Newsletter: The Arctic Convenes in a Restless World

Lisa Murkowski Arctic Circle 23.
US Senator for Alaska, Lisa Murkowski speaks to the congretation at the Arctic Circle Assembly in Reykjavik october 2023. (Photo: Trine Jonassen)

Reykjavik (High North News): Dear reader. In an unclear geopolitical landscape, Arctic leaders, researchers, and indigenous peoples meet in Reykjavik to create clarity and form alliances. Russia is taking greater risks with nuclear fuel, and we are taking a closer look at the ghost of depopulation.

Norsk versjon

Over 2000 people convened in Reykjavik, Iceland, for the tenth Arctic Circle conference from Thursday to Saturday. Renewable energy, cooperation, Russia, China, and geopolitics are topics on the agenda. To name a few. 

That is to say, there were supposed to be over 2,000, but many of those who had their name on the program had to capitulate for Iceland's legendary wind. All flights to the island were canceled on the opening day, and ships could not dock. 

Such is life in the North. Journalist Astri Edvardsen and I had luckily landed before the storm. 
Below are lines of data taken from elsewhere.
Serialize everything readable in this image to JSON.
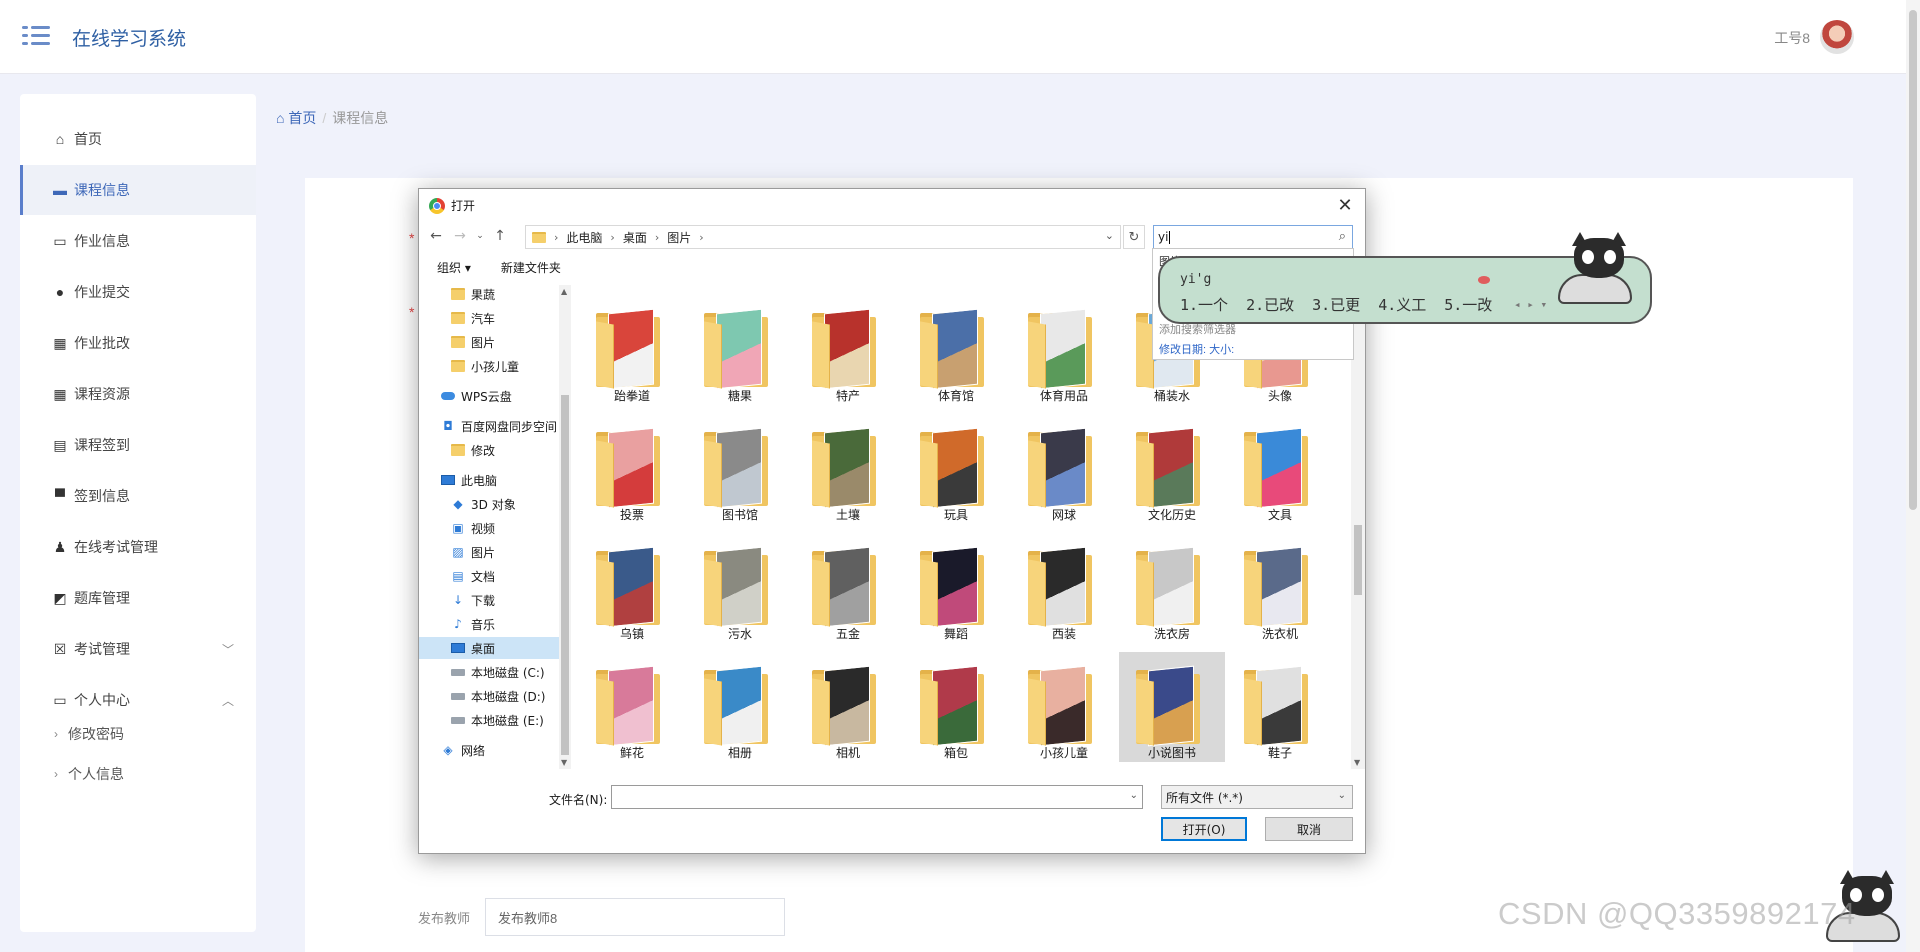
{
  "header": {
    "app_title": "在线学习系统",
    "user_name": "工号8"
  },
  "sidebar": {
    "items": [
      {
        "label": "首页",
        "icon": "home-icon"
      },
      {
        "label": "课程信息",
        "icon": "ticket-icon",
        "active": true
      },
      {
        "label": "作业信息",
        "icon": "briefcase-icon"
      },
      {
        "label": "作业提交",
        "icon": "bulb-icon"
      },
      {
        "label": "作业批改",
        "icon": "grid-icon"
      },
      {
        "label": "课程资源",
        "icon": "grid-icon"
      },
      {
        "label": "课程签到",
        "icon": "clipboard-icon"
      },
      {
        "label": "签到信息",
        "icon": "monitor-icon"
      },
      {
        "label": "在线考试管理",
        "icon": "user-icon"
      },
      {
        "label": "题库管理",
        "icon": "chart-icon"
      },
      {
        "label": "考试管理",
        "icon": "checklist-icon",
        "caret": "down"
      },
      {
        "label": "个人中心",
        "icon": "card-icon",
        "caret": "up"
      }
    ],
    "sub_items": [
      {
        "label": "修改密码"
      },
      {
        "label": "个人信息"
      }
    ]
  },
  "breadcrumb": {
    "home": "首页",
    "separator": "/",
    "current": "课程信息"
  },
  "form": {
    "teacher_label": "发布教师",
    "teacher_placeholder": "发布教师8"
  },
  "dialog": {
    "title": "打开",
    "address": {
      "segments": [
        "此电脑",
        "桌面",
        "图片"
      ]
    },
    "search_value": "yi",
    "toolbar": {
      "organize": "组织 ▾",
      "new_folder": "新建文件夹"
    },
    "tree": [
      {
        "label": "果蔬",
        "type": "folder",
        "indent": 1
      },
      {
        "label": "汽车",
        "type": "folder",
        "indent": 1
      },
      {
        "label": "图片",
        "type": "folder",
        "indent": 1
      },
      {
        "label": "小孩儿童",
        "type": "folder",
        "indent": 1
      },
      {
        "label": "WPS云盘",
        "type": "cloud",
        "indent": 0
      },
      {
        "label": "百度网盘同步空间",
        "type": "baidu",
        "indent": 0
      },
      {
        "label": "修改",
        "type": "folder",
        "indent": 1
      },
      {
        "label": "此电脑",
        "type": "pc",
        "indent": 0
      },
      {
        "label": "3D 对象",
        "type": "3d",
        "indent": 1
      },
      {
        "label": "视频",
        "type": "video",
        "indent": 1
      },
      {
        "label": "图片",
        "type": "picture",
        "indent": 1
      },
      {
        "label": "文档",
        "type": "doc",
        "indent": 1
      },
      {
        "label": "下载",
        "type": "download",
        "indent": 1
      },
      {
        "label": "音乐",
        "type": "music",
        "indent": 1
      },
      {
        "label": "桌面",
        "type": "desktop",
        "indent": 1,
        "selected": true
      },
      {
        "label": "本地磁盘 (C:)",
        "type": "drive",
        "indent": 1
      },
      {
        "label": "本地磁盘 (D:)",
        "type": "drive",
        "indent": 1
      },
      {
        "label": "本地磁盘 (E:)",
        "type": "drive",
        "indent": 1
      },
      {
        "label": "网络",
        "type": "network",
        "indent": 0
      }
    ],
    "folders": [
      {
        "label": "跆拳道",
        "colors": [
          "#d9453b",
          "#f2f2f2"
        ]
      },
      {
        "label": "糖果",
        "colors": [
          "#7ec8b0",
          "#f0a6b6"
        ]
      },
      {
        "label": "特产",
        "colors": [
          "#b8322c",
          "#e9d6b0"
        ]
      },
      {
        "label": "体育馆",
        "colors": [
          "#4b6fa8",
          "#c8a070"
        ]
      },
      {
        "label": "体育用品",
        "colors": [
          "#e8e8e8",
          "#5a9a5a"
        ]
      },
      {
        "label": "桶装水",
        "colors": [
          "#6aa8d8",
          "#e0e8f0"
        ]
      },
      {
        "label": "头像",
        "colors": [
          "#f0d0b0",
          "#e89890"
        ]
      },
      {
        "label": "投票",
        "colors": [
          "#e9a0a0",
          "#d43c3c"
        ]
      },
      {
        "label": "图书馆",
        "colors": [
          "#8a8a8a",
          "#c0c8d0"
        ]
      },
      {
        "label": "土壤",
        "colors": [
          "#4a6a3a",
          "#9a8a6a"
        ]
      },
      {
        "label": "玩具",
        "colors": [
          "#d06a2a",
          "#3a3a3a"
        ]
      },
      {
        "label": "网球",
        "colors": [
          "#3a3a4a",
          "#6a8ac8"
        ]
      },
      {
        "label": "文化历史",
        "colors": [
          "#b03a3a",
          "#5a7a5a"
        ]
      },
      {
        "label": "文具",
        "colors": [
          "#3a8ad8",
          "#e84a7a"
        ]
      },
      {
        "label": "乌镇",
        "colors": [
          "#3a5a8a",
          "#b04040"
        ]
      },
      {
        "label": "污水",
        "colors": [
          "#8a8a80",
          "#d0d0c8"
        ]
      },
      {
        "label": "五金",
        "colors": [
          "#606060",
          "#a0a0a0"
        ]
      },
      {
        "label": "舞蹈",
        "colors": [
          "#1a1a2a",
          "#c04a7a"
        ]
      },
      {
        "label": "西装",
        "colors": [
          "#2a2a2a",
          "#e0e0e0"
        ]
      },
      {
        "label": "洗衣房",
        "colors": [
          "#c8c8c8",
          "#f0f0f0"
        ]
      },
      {
        "label": "洗衣机",
        "colors": [
          "#5a6a8a",
          "#e8e8f0"
        ]
      },
      {
        "label": "鲜花",
        "colors": [
          "#d87a9a",
          "#f0c0d0"
        ]
      },
      {
        "label": "相册",
        "colors": [
          "#3a8ac8",
          "#f0f0f0"
        ]
      },
      {
        "label": "相机",
        "colors": [
          "#2a2a2a",
          "#c8b8a0"
        ]
      },
      {
        "label": "箱包",
        "colors": [
          "#b03a4a",
          "#3a6a3a"
        ]
      },
      {
        "label": "小孩儿童",
        "colors": [
          "#e8b0a0",
          "#3a2a2a"
        ]
      },
      {
        "label": "小说图书",
        "colors": [
          "#3a4a8a",
          "#d8a050"
        ],
        "selected": true
      },
      {
        "label": "鞋子",
        "colors": [
          "#e0e0e0",
          "#3a3a3a"
        ]
      }
    ],
    "filename_label": "文件名(N):",
    "filename_value": "",
    "filetype_value": "所有文件 (*.*)",
    "open_label": "打开(O)",
    "cancel_label": "取消"
  },
  "search_panel": {
    "line1": "图片",
    "line2": "添加搜索筛选器",
    "line3": "修改日期:    大小:"
  },
  "ime": {
    "composition": "yi'g",
    "candidates": [
      "1.一个",
      "2.已改",
      "3.已更",
      "4.义工",
      "5.一改"
    ]
  },
  "watermark": "CSDN @QQ3359892174"
}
The Arctic Council was one of the dominating topics of discussion on Thursday, and Norway's handling of the takeover of the chairship from Russia was praised. 

The climate crisis was also in focus. The United Arab Emirates Special Envoy for Climate and COP 28 President believes that the Arctic is the frontline for climate change. 

We also learned more about nuclear power while in Iceland. Some calling it a "Nuclear renaissance". (Norwegian only)

And speaking of nuclear power: Just weeks after sending crude oil on non-ice class tankers through the Arctic, Russian authorities shipped nuclear fuel across the Northern Sea Route on a cargo ship not specialized in transporting nuclear fuel.  

Small town reality

"It is ultimately about the rest of the nation's understanding of the importance of a strong Northern Norway," writes Editor-in-Chief Arne O. Holm in this week's commentary. 

For just over a week, he has driven on icy winter roads throughout the Cap of the North and taken a closer look at what a lack of total preparedness can lead to in the North.

Journalist Hilde-Gunn Bye has met with author and researcher Ingrid Vik, who has taken a closer look at the Norwegian reality in small towns and districts. 

On Friday, Bye turned northward to meet up with the Editor-in-Chief in Båtsfjord, Finnmark, where he lead the "Finnmark conversation" (Norwegian only). 


 On Thursday, the coal power plant in Longyearbyen closed for good. The plant has provided warmth and light for the residents for over 40 years, and it was a historic day for the people of Longyearbyen. 

Statkraft and Aker Horizons are joining forces to develop a large-scale green hydrogen and ammonia project in Narvik, Northern Norway. 

Read about this and more at  High North News. Feel free to follow us on social media. 

Wishing you a great weekend on behalf of the editorial staff,

News Editor Trine Jonassen